Love for his alma mater, and for his wife, has inspired an alumus to offer a small fortune to help the University build of a performing arts centre.
Alfred Bader, who graduated in 1945 with a BSc in engineering chemistry, is offering the University more than $10 million to develop the centre.
“I am very fond of Queen’s,” Bader told the Journal. “[The new facility] would be a good thing to have—there is no great theatre [at Queen’s], there is no performing arts centre, there is no musical hall and one could marry all these together.”
Bader’s generosity stems from his history with Queen’s. He was born in Vienna, Austria in 1924. He arrived in Canada in 1940 after escaping Nazi persecution. However, he was considered an “enemy alien” and interned at a prisoner of war camp on an island in Lake Champlain, near Montreal.
After passing all of his junior and senior matriculation exams with excellent results, he applied to McGill University. However, he was told he wasn’t going to be accepted.
“McGill’s Jewish quota was full and they told me to reapply next year,” he said. “But you know, when you are 17, a year seems like a long time.”
Bader’s application to Queen’s was accepted, so he enrolled here instead.
He said his experiences at the University changed his attitude towards Canadians.
“My opinion of Canadians when I arrived to the prisoner of war camp was that they were dishonest,” he said, explaining that he watched soldiers cut open his luggage at the camp.
“Queen’s treated me wonderfully well.” After graduating, Bader moved to Montreal for work.
His Montreal employer saw great potential in him, Bader said, and funded the continuation of his education. Bader earned his PhD in chemistry at Harvard and subsequently made his fortune in the chemical industry.
He currently lives in Milwaukee, Wisconsin.
Principal Karen Hitchcock told the Journal she thinks Bader’s offer reflects how he feels about the University.
“Ever since his days here, he has cherished the experience and now in so many ways, [he has shown] his caring,” she said.
Bader met his wife Isabel, who will celebrate her 79th birthday next week, on a ship sailing to Liverpool in 1949. He proposed to her nine days after they met.
“I have the world’s greatest wife,” he said. “She is such a wonderful person.”
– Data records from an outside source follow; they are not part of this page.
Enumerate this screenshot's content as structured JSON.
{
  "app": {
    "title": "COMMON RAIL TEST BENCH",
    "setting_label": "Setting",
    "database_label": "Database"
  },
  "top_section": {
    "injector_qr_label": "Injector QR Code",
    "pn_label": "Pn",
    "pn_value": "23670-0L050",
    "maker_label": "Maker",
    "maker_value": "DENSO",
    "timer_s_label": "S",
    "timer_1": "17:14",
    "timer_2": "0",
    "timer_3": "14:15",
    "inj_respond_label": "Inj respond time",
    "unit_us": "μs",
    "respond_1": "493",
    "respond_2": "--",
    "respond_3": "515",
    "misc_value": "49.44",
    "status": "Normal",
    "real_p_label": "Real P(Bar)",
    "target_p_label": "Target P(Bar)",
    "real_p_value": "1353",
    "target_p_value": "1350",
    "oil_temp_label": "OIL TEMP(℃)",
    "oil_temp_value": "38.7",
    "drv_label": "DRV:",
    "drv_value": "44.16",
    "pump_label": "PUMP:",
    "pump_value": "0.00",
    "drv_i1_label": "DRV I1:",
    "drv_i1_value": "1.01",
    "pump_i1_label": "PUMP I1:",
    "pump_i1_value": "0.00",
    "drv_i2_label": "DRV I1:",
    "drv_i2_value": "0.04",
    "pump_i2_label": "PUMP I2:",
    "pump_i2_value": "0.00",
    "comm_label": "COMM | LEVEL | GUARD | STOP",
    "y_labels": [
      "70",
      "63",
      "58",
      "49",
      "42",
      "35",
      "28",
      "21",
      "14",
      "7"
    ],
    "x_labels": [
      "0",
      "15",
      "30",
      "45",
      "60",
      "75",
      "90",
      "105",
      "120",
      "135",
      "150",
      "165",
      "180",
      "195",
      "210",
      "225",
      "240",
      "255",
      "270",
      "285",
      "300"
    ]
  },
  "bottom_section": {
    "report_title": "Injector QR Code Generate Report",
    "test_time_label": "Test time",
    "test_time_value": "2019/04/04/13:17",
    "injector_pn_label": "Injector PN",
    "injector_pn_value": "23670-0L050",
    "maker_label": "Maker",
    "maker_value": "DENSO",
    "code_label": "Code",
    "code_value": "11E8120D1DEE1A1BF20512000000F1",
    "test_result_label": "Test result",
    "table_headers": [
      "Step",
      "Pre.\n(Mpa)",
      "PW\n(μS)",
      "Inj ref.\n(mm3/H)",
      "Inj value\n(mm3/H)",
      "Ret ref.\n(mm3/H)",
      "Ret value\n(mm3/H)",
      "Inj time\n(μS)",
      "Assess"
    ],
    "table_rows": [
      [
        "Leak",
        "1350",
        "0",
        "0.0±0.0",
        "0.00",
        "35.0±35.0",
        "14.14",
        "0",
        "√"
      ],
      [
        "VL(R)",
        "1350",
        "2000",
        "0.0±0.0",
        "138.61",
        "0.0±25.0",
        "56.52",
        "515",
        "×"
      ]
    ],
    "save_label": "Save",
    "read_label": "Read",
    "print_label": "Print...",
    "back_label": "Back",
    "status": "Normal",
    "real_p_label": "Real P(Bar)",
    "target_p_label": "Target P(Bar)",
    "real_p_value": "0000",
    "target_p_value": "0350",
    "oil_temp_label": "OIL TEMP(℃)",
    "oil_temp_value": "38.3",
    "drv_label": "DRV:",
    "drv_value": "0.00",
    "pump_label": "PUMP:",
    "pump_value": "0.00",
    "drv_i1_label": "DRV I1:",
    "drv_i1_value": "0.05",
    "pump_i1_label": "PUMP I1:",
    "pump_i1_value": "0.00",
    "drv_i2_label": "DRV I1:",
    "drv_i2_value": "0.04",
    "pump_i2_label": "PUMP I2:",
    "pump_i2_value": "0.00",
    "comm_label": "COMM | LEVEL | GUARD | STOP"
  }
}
Bader added he wants the performing arts centre in Kingston to be named after his wife.
“Isabel is very interested in theatre and music, and it simply makes sense,” he said. “How else can you tell a woman you love her?”
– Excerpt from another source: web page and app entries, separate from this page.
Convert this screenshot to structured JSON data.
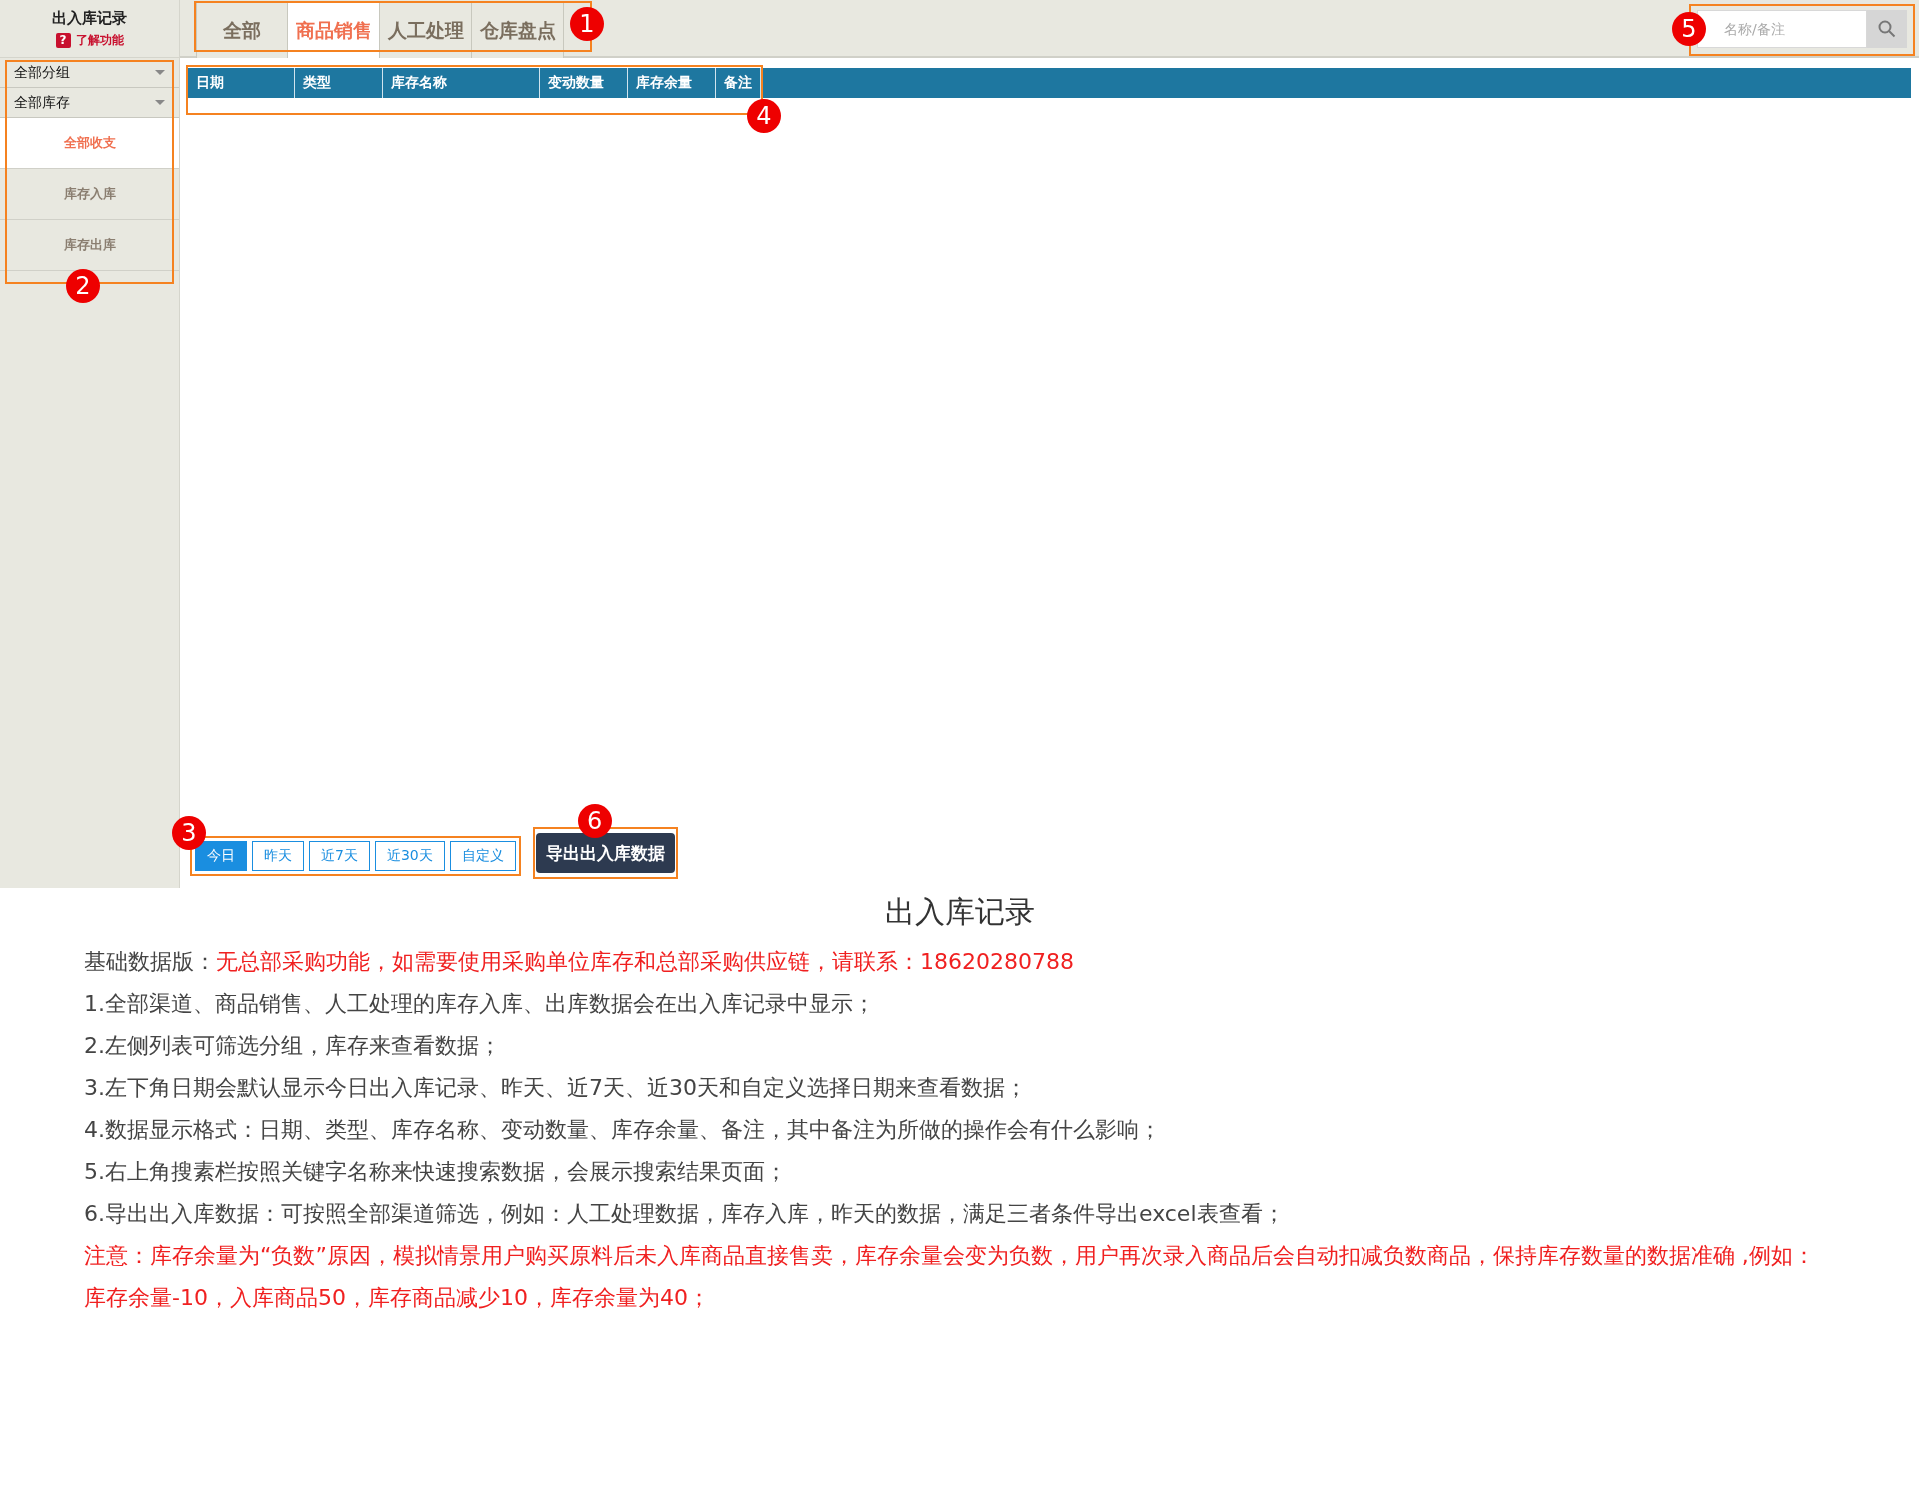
{
  "app": {
    "title": "出入库记录",
    "help_icon": "?",
    "help_link": "了解功能"
  },
  "tabs": {
    "callout": "1",
    "items": [
      {
        "label": "全部",
        "selected": false
      },
      {
        "label": "商品销售",
        "selected": true
      },
      {
        "label": "人工处理",
        "selected": false
      },
      {
        "label": "仓库盘点",
        "selected": false
      }
    ]
  },
  "search": {
    "callout": "5",
    "placeholder": "名称/备注"
  },
  "sidebar": {
    "callout": "2",
    "filters": [
      {
        "value": "全部分组"
      },
      {
        "value": "全部库存"
      }
    ],
    "items": [
      {
        "label": "全部收支",
        "selected": true
      },
      {
        "label": "库存入库",
        "selected": false
      },
      {
        "label": "库存出库",
        "selected": false
      }
    ]
  },
  "table": {
    "callout": "4",
    "columns": [
      "日期",
      "类型",
      "库存名称",
      "变动数量",
      "库存余量",
      "备注"
    ]
  },
  "date_ranges": {
    "callout": "3",
    "items": [
      {
        "label": "今日",
        "selected": true
      },
      {
        "label": "昨天",
        "selected": false
      },
      {
        "label": "近7天",
        "selected": false
      },
      {
        "label": "近30天",
        "selected": false
      },
      {
        "label": "自定义",
        "selected": false
      }
    ]
  },
  "export_button": {
    "callout": "6",
    "label": "导出出入库数据"
  },
  "doc": {
    "title": "出入库记录",
    "paragraphs": [
      {
        "kind": "edition",
        "label": "基础数据版：",
        "text": "无总部采购功能，如需要使用采购单位库存和总部采购供应链，请联系：18620280788"
      },
      {
        "kind": "plain",
        "text": "1.全部渠道、商品销售、人工处理的库存入库、出库数据会在出入库记录中显示；"
      },
      {
        "kind": "plain",
        "text": "2.左侧列表可筛选分组，库存来查看数据；"
      },
      {
        "kind": "plain",
        "text": "3.左下角日期会默认显示今日出入库记录、昨天、近7天、近30天和自定义选择日期来查看数据；"
      },
      {
        "kind": "plain",
        "text": "4.数据显示格式：日期、类型、库存名称、变动数量、库存余量、备注，其中备注为所做的操作会有什么影响；"
      },
      {
        "kind": "plain",
        "text": "5.右上角搜素栏按照关键字名称来快速搜索数据，会展示搜索结果页面；"
      },
      {
        "kind": "plain",
        "text": "6.导出出入库数据：可按照全部渠道筛选，例如：人工处理数据，库存入库，昨天的数据，满足三者条件导出excel表查看；"
      },
      {
        "kind": "warning",
        "text": "注意：库存余量为“负数”原因，模拟情景用户购买原料后未入库商品直接售卖，库存余量会变为负数，用户再次录入商品后会自动扣减负数商品，保持库存数量的数据准确 ,例如：库存余量-10，入库商品50，库存商品减少10，库存余量为40；"
      }
    ]
  }
}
The Baders also funded the construction of the Isabel Bader Theatre at the University of Toronto, Mrs. Bader’s alma mater.
The Baders’ latest donation to Queen’s will not be their first.
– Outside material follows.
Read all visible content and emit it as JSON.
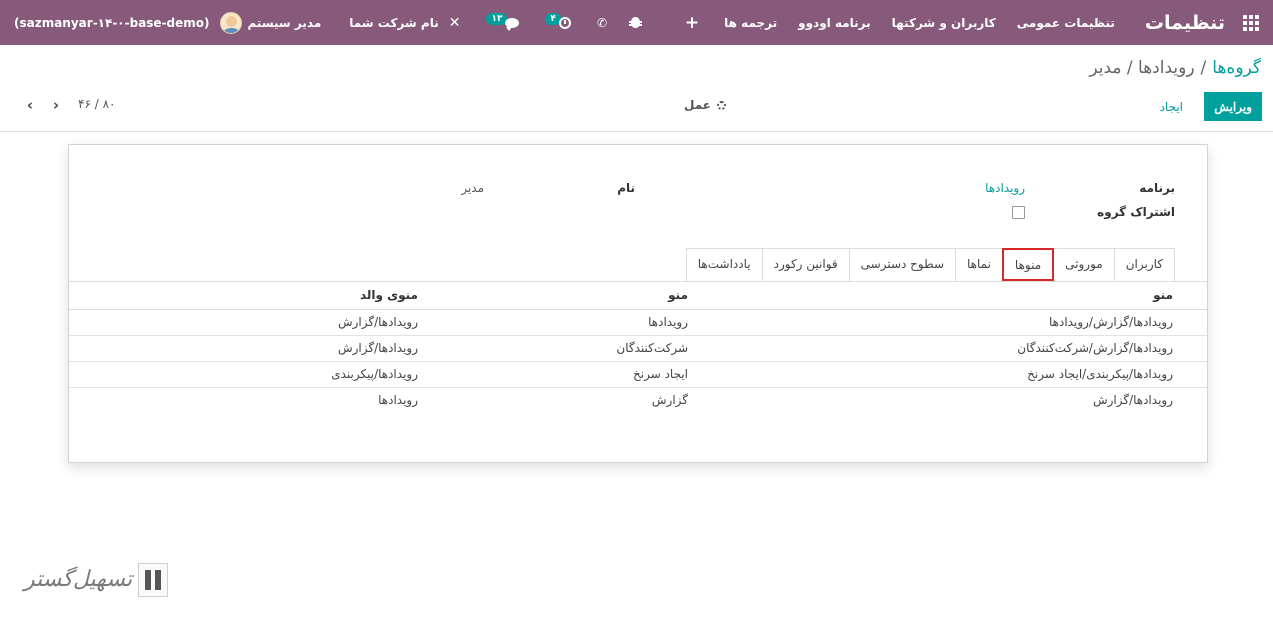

In 1992, the Baders purchased and donated Herstmonceux Castle, located in East Sussex, England, to the University. It’s now used as an International Study Centre.
The Baders also donated a $10-million Rembrandt painting, Head of an Old Man in a Cap, in 2003, to the University. the painting now hangs in the Agnes Etherington Art Centre.
Judith Brown, executive director (alumni relations and annual giving), told the Journal in an e-mail that Bader established a fund in the early 1990s for the University to receive gifts as he makes them.
Once the University is ready to use those funds—in accordance with Bader’s wishes—they are moved to the appropriate project account, she said.
Hitchcock said the Baders have been very generous to the University.
“He’s giving of himself each and every time,” she said. “His enthusiasm, his creativity and his devotion to education is really the gift he gives us with each of his acts of philanthropy.
“He’s a very special man, as is Isabel, his wife.”
Bader said he will leave decisions about the centre’s design up to the University, but he would like to see it built in his lifetime.
Bader said he hopes the performing arts centre will be built where the current city-owned J.K. Tett Complex—at 370 King St. West—is situated.
“I was told that the bit of land is a beautiful bit of land, and it might become available,” he said.
It’s recently become public that the University has expressed interest in purchasing Kingston properties to expand and relocate several student services and administrative offices. These properties include the J.K. Tett Complex, as well as St. Helen’s Building located at 440 King St. West and Stone Gables, at 462 King St. West. The latter two buildings are owned by Corrections Canada.
Bader visited Kingston this past Homecoming weekend to celebrate his 60th class reunion, and said news of community-student tensions resulting from the unsanctioned Aberdeen Street party hasn’t changed his attitude towards the University.
“[The tensions] certainly don’t change my love for Queen’s,” he said. “I didn’t take part in the events and it isn’t going to affect our decision.”
—With files from alfredbader.com